## [Work to be completed]
Compute the number of lines in the following data that include the word "patient", and output that number alone.

## [Source data]
______
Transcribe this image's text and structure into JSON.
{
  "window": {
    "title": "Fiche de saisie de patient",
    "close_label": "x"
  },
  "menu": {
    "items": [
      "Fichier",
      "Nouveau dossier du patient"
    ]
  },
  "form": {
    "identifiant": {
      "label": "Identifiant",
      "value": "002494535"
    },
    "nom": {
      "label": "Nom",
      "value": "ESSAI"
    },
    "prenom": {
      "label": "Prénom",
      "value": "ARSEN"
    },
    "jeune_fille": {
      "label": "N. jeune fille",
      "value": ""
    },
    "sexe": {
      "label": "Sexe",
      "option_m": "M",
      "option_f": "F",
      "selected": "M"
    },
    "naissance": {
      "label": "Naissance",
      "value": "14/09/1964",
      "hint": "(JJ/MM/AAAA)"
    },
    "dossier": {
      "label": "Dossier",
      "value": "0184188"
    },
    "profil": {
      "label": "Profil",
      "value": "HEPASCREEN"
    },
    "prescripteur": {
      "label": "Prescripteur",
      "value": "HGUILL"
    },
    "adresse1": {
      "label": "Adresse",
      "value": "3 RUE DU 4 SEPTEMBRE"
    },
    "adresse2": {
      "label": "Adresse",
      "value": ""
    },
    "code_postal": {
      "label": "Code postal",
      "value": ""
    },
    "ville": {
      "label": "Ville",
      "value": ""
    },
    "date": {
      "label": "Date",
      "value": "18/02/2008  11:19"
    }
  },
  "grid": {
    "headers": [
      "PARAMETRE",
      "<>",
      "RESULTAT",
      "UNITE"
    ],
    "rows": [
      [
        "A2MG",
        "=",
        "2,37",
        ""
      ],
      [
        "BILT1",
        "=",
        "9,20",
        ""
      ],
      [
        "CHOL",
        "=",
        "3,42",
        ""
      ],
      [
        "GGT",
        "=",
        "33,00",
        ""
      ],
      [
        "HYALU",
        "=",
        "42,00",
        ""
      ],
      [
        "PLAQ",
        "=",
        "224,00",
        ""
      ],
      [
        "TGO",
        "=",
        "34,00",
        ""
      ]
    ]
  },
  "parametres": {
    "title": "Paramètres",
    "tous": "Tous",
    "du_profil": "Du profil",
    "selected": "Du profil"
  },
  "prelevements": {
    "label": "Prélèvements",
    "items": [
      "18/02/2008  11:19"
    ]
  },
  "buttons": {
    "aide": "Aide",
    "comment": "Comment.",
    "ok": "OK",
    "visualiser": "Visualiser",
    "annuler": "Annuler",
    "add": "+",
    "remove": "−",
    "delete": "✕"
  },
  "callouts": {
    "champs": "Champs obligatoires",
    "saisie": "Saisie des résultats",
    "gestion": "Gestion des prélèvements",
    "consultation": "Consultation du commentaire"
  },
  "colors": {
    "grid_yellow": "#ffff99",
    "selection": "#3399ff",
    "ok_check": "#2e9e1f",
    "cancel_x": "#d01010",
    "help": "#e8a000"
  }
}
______
## [Your response]
2